Could you copy out all of the entries exactly?

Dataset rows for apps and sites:

-- Opening Marker --

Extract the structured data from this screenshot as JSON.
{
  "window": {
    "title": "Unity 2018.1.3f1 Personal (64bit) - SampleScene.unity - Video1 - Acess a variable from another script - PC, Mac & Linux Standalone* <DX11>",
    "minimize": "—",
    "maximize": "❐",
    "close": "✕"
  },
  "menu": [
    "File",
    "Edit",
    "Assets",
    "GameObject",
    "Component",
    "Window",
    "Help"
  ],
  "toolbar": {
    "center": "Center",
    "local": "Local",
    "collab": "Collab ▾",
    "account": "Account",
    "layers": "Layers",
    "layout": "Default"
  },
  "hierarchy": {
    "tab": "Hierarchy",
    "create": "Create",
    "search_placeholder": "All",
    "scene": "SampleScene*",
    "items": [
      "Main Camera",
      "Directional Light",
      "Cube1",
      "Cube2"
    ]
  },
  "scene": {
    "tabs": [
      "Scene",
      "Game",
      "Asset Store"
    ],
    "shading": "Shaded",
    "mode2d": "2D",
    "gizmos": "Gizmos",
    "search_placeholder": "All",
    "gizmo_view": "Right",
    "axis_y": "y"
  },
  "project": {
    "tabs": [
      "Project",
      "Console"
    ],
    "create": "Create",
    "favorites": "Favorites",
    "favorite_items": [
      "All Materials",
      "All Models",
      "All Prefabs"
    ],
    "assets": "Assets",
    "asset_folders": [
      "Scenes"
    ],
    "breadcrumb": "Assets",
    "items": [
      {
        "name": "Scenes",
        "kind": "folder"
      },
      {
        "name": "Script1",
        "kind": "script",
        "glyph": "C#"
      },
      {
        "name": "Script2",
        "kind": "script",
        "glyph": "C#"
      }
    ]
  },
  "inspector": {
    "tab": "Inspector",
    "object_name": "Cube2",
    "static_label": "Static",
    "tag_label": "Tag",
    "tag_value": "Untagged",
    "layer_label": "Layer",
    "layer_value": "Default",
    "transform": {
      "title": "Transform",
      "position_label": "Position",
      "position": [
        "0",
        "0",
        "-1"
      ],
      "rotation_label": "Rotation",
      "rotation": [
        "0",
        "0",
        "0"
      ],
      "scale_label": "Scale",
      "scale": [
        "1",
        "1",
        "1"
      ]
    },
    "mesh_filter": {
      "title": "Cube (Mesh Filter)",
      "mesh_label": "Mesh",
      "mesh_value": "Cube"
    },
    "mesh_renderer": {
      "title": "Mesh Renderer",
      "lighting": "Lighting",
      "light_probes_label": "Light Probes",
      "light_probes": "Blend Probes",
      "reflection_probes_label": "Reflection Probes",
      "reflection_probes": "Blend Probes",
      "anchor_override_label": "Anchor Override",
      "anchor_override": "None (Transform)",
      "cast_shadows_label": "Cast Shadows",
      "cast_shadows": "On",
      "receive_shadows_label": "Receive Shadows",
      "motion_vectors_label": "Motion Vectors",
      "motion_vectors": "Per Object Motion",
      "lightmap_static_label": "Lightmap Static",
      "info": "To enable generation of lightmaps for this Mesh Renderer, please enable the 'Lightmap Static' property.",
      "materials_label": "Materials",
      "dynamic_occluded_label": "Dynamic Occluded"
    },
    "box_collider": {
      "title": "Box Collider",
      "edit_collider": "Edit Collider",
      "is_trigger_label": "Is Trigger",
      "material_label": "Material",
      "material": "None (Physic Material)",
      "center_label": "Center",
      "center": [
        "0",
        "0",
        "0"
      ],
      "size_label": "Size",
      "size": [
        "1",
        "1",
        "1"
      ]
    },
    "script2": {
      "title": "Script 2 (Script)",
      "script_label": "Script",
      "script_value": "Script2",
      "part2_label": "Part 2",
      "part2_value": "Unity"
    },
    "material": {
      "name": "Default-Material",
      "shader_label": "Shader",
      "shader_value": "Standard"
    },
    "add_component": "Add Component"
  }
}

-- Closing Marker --

- [RESPONSE TO THIS TASK]
Extract the structured data from this screenshot as JSON.
{
  "window": {
    "title": "Unity 2018.1.3f1 Personal (64bit) - SampleScene.unity - Video1 - Acess a variable from another script - PC, Mac & Linux Standalone* <DX11>",
    "minimize": "—",
    "maximize": "❐",
    "close": "✕"
  },
  "menu": [
    "File",
    "Edit",
    "Assets",
    "GameObject",
    "Component",
    "Window",
    "Help"
  ],
  "toolbar": {
    "center": "Center",
    "local": "Local",
    "collab": "Collab ▾",
    "account": "Account",
    "layers": "Layers",
    "layout": "Default"
  },
  "hierarchy": {
    "tab": "Hierarchy",
    "create": "Create",
    "search_placeholder": "All",
    "scene": "SampleScene*",
    "items": [
      "Main Camera",
      "Directional Light",
      "Cube1",
      "Cube2"
    ]
  },
  "scene": {
    "tabs": [
      "Scene",
      "Game",
      "Asset Store"
    ],
    "shading": "Shaded",
    "mode2d": "2D",
    "gizmos": "Gizmos",
    "search_placeholder": "All",
    "gizmo_view": "Right",
    "axis_y": "y"
  },
  "project": {
    "tabs": [
      "Project",
      "Console"
    ],
    "create": "Create",
    "favorites": "Favorites",
    "favorite_items": [
      "All Materials",
      "All Models",
      "All Prefabs"
    ],
    "assets": "Assets",
    "asset_folders": [
      "Scenes"
    ],
    "breadcrumb": "Assets",
    "items": [
      {
        "name": "Scenes",
        "kind": "folder"
      },
      {
        "name": "Script1",
        "kind": "script",
        "glyph": "C#"
      },
      {
        "name": "Script2",
        "kind": "script",
        "glyph": "C#"
      }
    ]
  },
  "inspector": {
    "tab": "Inspector",
    "object_name": "Cube2",
    "static_label": "Static",
    "tag_label": "Tag",
    "tag_value": "Untagged",
    "layer_label": "Layer",
    "layer_value": "Default",
    "transform": {
      "title": "Transform",
      "position_label": "Position",
      "position": [
        "0",
        "0",
        "-1"
      ],
      "rotation_label": "Rotation",
      "rotation": [
        "0",
        "0",
        "0"
      ],
      "scale_label": "Scale",
      "scale": [
        "1",
        "1",
        "1"
      ]
    },
    "mesh_filter": {
      "title": "Cube (Mesh Filter)",
      "mesh_label": "Mesh",
      "mesh_value": "Cube"
    },
    "mesh_renderer": {
      "title": "Mesh Renderer",
      "lighting": "Lighting",
      "light_probes_label": "Light Probes",
      "light_probes": "Blend Probes",
      "reflection_probes_label": "Reflection Probes",
      "reflection_probes": "Blend Probes",
      "anchor_override_label": "Anchor Override",
      "anchor_override": "None (Transform)",
      "cast_shadows_label": "Cast Shadows",
      "cast_shadows": "On",
      "receive_shadows_label": "Receive Shadows",
      "motion_vectors_label": "Motion Vectors",
      "motion_vectors": "Per Object Motion",
      "lightmap_static_label": "Lightmap Static",
      "info": "To enable generation of lightmaps for this Mesh Renderer, please enable the 'Lightmap Static' property.",
      "materials_label": "Materials",
      "dynamic_occluded_label": "Dynamic Occluded"
    },
    "box_collider": {
      "title": "Box Collider",
      "edit_collider": "Edit Collider",
      "is_trigger_label": "Is Trigger",
      "material_label": "Material",
      "material": "None (Physic Material)",
      "center_label": "Center",
      "center": [
        "0",
        "0",
        "0"
      ],
      "size_label": "Size",
      "size": [
        "1",
        "1",
        "1"
      ]
    },
    "script2": {
      "title": "Script 2 (Script)",
      "script_label": "Script",
      "script_value": "Script2",
      "part2_label": "Part 2",
      "part2_value": "Unity"
    },
    "material": {
      "name": "Default-Material",
      "shader_label": "Shader",
      "shader_value": "Standard"
    },
    "add_component": "Add Component"
  }
}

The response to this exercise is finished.